"The dense wild wood that hid the royal seat,
The lofty palms that choked the winding street,
Man's hand hath felled, and now, in day's fair light,
Uxmal's broad ruins burst upon the sight."

A great plain surrounded us, smooth and level as the sea, with a range of hills circling from northwest to southeast. This mound, or pyramid, lying due east from the city, was probably used as a place of sacrifice. The rooms of the building that forms the apex of the structure are small, and with the peculiar arch without the keystone, the entire building being about seventy feet long and only twelve feet deep. It is rich in sculpture; the hieroglyphics on the western part are in a good state of preservation, and a certain archaeologist claims to have the key to their meaning. The entire pyramid[1] is one hundred and five feet high, "not exactly pyramidal," but with rounded sides. A staircase, seventy feet wide, one hundred and two feet high, and containing ninety steps, climbs the eastern face of the structure from the base to the platform. The steps are narrow and steep, and we can well believe that when, as the old historians relate, the high priest kicked the body of the victim of sacrifice from the house of the altar, it fell the whole distance of a hundred feet to the ground,—that "it never stopped till it came to the bottom." We had much difficulty in getting up,

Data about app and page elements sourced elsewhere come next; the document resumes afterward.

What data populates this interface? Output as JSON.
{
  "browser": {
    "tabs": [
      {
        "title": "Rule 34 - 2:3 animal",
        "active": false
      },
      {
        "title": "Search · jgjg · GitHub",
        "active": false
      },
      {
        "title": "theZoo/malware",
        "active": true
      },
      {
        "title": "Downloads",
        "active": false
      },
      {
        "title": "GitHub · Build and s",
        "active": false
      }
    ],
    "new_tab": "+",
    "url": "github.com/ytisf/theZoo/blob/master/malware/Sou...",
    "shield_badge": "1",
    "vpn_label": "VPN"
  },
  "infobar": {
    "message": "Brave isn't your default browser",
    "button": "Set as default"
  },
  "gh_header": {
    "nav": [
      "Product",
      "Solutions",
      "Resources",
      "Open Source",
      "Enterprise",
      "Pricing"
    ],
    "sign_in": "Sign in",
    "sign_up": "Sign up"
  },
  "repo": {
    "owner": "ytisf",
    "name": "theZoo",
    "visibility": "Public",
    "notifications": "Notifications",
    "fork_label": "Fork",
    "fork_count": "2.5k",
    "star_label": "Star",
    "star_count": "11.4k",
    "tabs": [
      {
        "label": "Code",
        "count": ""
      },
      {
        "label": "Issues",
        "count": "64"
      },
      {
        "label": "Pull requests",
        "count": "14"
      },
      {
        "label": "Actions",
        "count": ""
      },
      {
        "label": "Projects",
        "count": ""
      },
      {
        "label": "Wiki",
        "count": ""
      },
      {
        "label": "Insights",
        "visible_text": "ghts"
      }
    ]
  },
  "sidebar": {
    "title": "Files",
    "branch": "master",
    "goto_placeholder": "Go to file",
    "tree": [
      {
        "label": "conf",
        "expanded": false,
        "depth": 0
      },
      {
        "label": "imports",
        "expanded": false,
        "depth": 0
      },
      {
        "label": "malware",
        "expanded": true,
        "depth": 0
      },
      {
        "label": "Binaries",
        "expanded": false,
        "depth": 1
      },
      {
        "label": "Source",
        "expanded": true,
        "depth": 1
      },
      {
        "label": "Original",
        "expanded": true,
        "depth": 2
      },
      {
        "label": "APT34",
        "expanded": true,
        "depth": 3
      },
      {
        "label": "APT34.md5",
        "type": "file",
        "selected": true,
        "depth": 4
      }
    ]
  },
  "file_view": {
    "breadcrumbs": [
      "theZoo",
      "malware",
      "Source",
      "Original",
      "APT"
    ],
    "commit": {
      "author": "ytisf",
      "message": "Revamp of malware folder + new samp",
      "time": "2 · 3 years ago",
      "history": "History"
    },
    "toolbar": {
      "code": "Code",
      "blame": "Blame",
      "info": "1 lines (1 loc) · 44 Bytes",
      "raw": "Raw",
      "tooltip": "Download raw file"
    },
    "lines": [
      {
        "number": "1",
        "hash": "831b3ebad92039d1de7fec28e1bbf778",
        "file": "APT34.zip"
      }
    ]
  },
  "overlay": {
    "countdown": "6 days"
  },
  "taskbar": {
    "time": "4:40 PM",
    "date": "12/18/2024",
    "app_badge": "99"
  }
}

  1. Norman, who visited Yucatan between the two visits of Stephens,—1840 and 1842,—varies slightly in his measurements from the latter author, whose descriptions I follow in the main; but his examination was a hasty one, and where there is a difference, it will be safer to accept the data furnished by Stephens.